Entries from a dataset of interfaces:
━━━

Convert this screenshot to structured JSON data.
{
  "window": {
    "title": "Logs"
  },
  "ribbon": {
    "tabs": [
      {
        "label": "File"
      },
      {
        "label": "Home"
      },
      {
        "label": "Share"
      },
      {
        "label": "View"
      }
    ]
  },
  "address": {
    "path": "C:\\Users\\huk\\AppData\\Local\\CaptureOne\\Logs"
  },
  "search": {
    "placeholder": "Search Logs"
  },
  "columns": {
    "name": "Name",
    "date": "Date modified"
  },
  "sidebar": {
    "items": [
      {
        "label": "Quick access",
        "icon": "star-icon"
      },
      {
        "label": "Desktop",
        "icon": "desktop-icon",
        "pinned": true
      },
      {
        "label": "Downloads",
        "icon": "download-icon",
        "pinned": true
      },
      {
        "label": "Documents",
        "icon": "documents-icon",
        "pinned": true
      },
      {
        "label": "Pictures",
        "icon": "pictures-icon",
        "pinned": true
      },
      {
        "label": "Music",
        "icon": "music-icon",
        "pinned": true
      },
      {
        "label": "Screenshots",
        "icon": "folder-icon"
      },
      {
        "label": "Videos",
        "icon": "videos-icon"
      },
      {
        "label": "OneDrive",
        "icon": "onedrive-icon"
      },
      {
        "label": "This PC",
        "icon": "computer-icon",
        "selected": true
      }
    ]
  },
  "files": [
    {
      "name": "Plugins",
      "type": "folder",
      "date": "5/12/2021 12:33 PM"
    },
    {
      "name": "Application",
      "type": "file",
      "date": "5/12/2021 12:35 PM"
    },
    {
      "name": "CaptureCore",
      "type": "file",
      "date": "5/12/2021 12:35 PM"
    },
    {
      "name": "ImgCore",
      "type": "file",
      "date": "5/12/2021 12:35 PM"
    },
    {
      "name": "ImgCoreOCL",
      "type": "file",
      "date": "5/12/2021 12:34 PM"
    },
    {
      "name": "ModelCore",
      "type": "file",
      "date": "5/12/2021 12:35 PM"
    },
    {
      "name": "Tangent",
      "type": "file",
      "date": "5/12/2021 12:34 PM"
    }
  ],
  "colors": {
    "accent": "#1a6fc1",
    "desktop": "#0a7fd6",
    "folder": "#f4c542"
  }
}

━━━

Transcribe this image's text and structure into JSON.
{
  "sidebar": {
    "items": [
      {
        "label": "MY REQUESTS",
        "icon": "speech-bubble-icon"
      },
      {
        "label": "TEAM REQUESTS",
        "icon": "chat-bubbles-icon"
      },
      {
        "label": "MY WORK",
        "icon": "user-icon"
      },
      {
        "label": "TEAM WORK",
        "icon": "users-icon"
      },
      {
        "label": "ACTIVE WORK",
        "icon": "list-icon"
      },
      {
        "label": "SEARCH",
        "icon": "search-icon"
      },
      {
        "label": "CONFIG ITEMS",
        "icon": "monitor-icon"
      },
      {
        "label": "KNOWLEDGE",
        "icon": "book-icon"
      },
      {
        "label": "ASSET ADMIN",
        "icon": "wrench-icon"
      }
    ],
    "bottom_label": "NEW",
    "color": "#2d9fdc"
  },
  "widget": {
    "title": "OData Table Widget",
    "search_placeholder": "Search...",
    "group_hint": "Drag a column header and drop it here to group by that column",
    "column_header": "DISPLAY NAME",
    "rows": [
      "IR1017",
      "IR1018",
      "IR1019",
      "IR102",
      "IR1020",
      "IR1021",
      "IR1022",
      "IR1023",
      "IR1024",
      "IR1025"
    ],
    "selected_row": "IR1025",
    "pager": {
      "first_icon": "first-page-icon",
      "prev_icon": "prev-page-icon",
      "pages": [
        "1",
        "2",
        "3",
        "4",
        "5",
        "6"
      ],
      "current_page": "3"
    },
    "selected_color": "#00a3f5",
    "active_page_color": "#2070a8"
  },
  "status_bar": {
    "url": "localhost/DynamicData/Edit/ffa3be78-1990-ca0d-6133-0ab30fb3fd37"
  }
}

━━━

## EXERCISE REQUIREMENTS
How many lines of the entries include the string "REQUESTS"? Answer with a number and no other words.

## EXERCISE ANSWER
2